Last night's episode of Fox's weary and mostly off the rails Glee was one that we've been dreading/grimly anticipating since July, when one of the show's lead actors, Cory Monteith, died of a drug overdose at age 30. Never a show to handle sensitive issues all that sensitively, it seemed likely that Glee would bungle this sorrowful meta episode — saying goodbye to Monteith's character, dopey-sweet football singer Finn, while also memorializing the actor. But as it turned out, "The Quarterback" wasn't much of a fumble (sorry). A sad and occasionally sweet episode, Glee's double goodbye suggested that this beleaguered show can still get things right on occasion.
Which isn't to say the episode was without problems. Really, this should have simply been some sort of concert, whether the cast was in character or not. Most of the songs last night — including "Fire and Rain," "Make You Feel My Love," and "Seasons of Love" — were lovely and admirably understated and said enough on their own. The whole hour probably would have played more smoothly had it just been the music, which is likely the main reason most people tune into the show at all at this point.
But instead there was a plot shoe-horned in, picking up three weeks after Finn's funeral (he died of unspecified causes) with the gang convening on McKinley High for a memorial service. Feeling, perhaps understandably, that the show couldn't completely abandon its usual sour perkiness, the episode's writers (Ryan Murphy, Ian Brennan, and Brad Falchuk — also the show's creators) sandwiched plenty Sue Sylvester nastiness, Puck jerkiness, and Santana bitchiness between the aforementioned sad songs and scenes of intense grieving. (One with Kurt, Kurt's dad, and Finn's mom cleaning out his bedroom was a particularly weepy standout, featuring a terrific turn by Romy Rosemont.) This odd mix didn't quite work, but how much can we really fault them for trying?

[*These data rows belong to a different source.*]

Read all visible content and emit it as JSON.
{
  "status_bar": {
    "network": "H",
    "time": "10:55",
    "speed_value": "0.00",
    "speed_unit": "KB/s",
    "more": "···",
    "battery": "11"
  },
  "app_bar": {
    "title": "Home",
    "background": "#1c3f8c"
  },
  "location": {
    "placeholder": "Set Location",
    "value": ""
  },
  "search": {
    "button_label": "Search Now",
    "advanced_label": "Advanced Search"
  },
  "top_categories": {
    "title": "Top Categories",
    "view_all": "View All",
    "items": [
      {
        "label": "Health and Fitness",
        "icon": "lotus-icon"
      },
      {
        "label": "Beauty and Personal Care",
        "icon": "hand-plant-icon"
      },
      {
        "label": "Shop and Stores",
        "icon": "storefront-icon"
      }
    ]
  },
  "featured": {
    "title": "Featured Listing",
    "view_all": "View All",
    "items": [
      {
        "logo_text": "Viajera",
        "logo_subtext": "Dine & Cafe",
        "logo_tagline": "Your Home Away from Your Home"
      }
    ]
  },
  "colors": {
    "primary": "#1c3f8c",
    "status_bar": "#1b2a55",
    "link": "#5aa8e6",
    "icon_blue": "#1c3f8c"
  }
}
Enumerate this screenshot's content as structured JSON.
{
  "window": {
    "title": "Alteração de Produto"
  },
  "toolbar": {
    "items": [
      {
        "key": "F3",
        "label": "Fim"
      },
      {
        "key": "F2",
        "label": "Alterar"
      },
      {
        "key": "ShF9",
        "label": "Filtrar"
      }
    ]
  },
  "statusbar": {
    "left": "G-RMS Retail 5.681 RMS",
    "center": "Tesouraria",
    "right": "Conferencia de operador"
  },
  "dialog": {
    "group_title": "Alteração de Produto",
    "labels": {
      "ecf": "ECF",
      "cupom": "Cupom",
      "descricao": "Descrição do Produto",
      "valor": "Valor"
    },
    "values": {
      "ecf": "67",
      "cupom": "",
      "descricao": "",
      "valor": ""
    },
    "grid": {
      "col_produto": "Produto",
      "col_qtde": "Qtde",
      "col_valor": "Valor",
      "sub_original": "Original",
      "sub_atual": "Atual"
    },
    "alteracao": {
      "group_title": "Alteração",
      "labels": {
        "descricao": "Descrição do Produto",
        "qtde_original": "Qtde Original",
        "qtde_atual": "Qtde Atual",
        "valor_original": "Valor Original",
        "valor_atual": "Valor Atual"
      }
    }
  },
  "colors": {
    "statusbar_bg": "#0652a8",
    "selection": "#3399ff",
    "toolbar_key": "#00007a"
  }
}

The truth of the matter is that, in many ways, this episode is impervious to criticism, or at least undeserving. Picking apart how a group of people decided to memorialize their friend is a pretty cruel waste of time, even if, yes, they chose to do so on national television. And anyway, one glance at the Twitter hashtag #RememberingCory offers solid evidence that many of the show's fans were pretty invested in the memorial themselves. (Ratings were higher than they've been in over a year.) So who is anyone, really, to pooh-pooh that? If we want to criticize somebody, we should probably look to the ad people at Fox, who did, y'know, sell commercial spots for a funeral episode. That fact definitely sits uncomfortably, but the writers, actors, and other crew involved didn't have all that much to do with that, did they?
For the most part, those folks were just doing their earnest best. There was even one smart, thoughtful scene last night, in which Sue, letting her caustic veneer slip away, bitterly refused to find any higher meaning in a young person's death, in that senseless loss of potential. "There's no lesson," she said, with a kind of frank emotional honesty that this show, which tends to pitch itself toward a kind of starchy, canned optimism, rarely deals in. I could have done without a lot of the narrative last night — I frankly didn't care if Mr. Schue cried or not — but there were enough little moments that rang true and, as someone who lost a young friend suddenly not too long ago, were even cathartic in a surprising way. So I hope it felt even more so for those involved, because this was their thing, it was for them. We may rightly balk at this show's often aggressive sentimentality and too-frequent very-special-episode-ing, but in this one instance, I think they get a pass. If nothing else, they made some pleasant music. Which is what they're there to do, after all.